As the Mexico City summit wrapped up, a dispute panel ruled against the U.S. over how it interprets the rules that determine the origin of core automotive components.
It remains unclear whether the U.S. plans to comply with that decision.
This report by The Canadian Press was first published Jan. 27, 2023
MORE Business News
opinion | This is how much debt is normal for your age
Have you ever stopped to wonder how much debt is typical for your age?
opinion | What happens if you mistakenly get a larger tax refund?
Was your 2022 tax refund larger than you expected it to be? For many, this likely comes as a pleasant surprise. However, overpayments are likely the result of a mistake on your part or the Canada Revenue Agency. If you don’t amend your returns and the overpayment isn’t returned, you could end up in hot water.
How to claim Ontario's staycation tax credit on your tax return
People in Ontario who vacationed in the province last year can claim the trip on their upcoming tax returns, and here’s how to do it.
Thinking of an alternative lender? What it could mean for your mortgage

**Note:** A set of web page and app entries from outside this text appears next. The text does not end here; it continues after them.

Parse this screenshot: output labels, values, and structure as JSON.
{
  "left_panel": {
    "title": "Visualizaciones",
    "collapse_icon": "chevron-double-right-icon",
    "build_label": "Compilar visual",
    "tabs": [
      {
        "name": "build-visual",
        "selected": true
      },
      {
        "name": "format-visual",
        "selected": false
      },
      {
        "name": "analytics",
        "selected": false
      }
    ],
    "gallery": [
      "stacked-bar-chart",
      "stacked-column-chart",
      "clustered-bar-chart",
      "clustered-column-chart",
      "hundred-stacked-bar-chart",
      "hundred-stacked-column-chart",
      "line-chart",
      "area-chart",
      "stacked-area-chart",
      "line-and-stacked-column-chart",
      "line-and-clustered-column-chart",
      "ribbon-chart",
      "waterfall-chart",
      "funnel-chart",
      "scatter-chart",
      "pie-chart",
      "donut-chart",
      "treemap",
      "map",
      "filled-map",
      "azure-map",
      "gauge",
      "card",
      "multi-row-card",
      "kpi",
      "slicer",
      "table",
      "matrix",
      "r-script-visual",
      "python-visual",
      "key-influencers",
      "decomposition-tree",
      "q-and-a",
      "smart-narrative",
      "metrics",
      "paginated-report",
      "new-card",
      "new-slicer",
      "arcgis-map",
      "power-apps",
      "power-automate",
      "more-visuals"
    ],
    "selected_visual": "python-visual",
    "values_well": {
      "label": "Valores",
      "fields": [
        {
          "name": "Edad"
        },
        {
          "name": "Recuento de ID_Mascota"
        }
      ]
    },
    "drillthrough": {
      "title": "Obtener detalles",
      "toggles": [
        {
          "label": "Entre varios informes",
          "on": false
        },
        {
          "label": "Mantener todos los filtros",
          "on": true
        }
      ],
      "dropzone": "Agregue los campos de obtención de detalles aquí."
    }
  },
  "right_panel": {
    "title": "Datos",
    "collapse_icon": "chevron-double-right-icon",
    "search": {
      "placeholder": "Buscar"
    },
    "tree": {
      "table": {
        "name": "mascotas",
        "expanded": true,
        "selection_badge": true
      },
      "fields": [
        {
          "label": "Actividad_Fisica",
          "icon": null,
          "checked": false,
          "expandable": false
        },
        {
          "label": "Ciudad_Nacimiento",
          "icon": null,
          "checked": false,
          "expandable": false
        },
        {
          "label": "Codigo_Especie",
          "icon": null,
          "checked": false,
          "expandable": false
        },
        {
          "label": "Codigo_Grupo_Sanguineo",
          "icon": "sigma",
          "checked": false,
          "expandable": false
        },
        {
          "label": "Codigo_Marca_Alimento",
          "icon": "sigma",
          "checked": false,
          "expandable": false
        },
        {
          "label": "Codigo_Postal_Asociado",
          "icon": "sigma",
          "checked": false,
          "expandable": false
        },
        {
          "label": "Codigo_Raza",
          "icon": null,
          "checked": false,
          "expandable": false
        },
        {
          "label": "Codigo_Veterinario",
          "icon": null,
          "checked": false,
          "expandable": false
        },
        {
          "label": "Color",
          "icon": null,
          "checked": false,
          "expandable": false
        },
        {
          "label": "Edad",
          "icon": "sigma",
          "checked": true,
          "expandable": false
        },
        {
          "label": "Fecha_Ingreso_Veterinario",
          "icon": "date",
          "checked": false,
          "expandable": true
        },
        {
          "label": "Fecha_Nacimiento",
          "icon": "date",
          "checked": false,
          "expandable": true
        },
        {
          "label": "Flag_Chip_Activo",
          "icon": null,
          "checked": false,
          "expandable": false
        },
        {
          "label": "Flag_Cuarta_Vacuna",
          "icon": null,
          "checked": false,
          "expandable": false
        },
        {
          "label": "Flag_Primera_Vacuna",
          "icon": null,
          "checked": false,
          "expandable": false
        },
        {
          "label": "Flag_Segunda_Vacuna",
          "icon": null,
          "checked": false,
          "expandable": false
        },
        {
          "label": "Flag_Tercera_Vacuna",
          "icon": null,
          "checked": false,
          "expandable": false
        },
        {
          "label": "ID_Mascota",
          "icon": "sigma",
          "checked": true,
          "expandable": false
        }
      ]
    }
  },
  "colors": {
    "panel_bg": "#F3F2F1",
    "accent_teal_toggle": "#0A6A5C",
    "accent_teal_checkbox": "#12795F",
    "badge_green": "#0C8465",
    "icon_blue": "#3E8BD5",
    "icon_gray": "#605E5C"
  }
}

As economic conditions make it harder to qualify for a mortgage, Canadians are increasingly looking to alternative lenders, particularly amid interest rates. CTVNews.ca looks at why Canadians are seeking private lenders and the potential benefits and risks attached to them.
opinion | Tips on how to get the most out of your TFSA
The federal government's latest TFSA contribution limit increase took effect this year. On CTVNews.ca, personal finance contributor Christopher Liew outlines eight tips on how Canadians can get the most out of this popular savings account.
opinion | These are the new tax brackets for 2023
There are going to be some changes to Canada's tax brackets as we move into 2023. These changes could impact how you’re taxed when you file your 2023 income tax returns next year.
Canadian food bloggers share tips, tricks to make filling budget-friendly meals
Food bloggers and cookbook authors say meal-planning and simple recipes can help home cooks put together filling and tasty dishes on a budget -- an increasingly stressful challenge amid rising food prices.
Canadians fell for more home improvement scams in 2022, new report finds
The Better Business Bureau says Canadians fell for home improvement scams the most in 2022, in a report highlighting the riskiest scams and how much money they cost Canadians.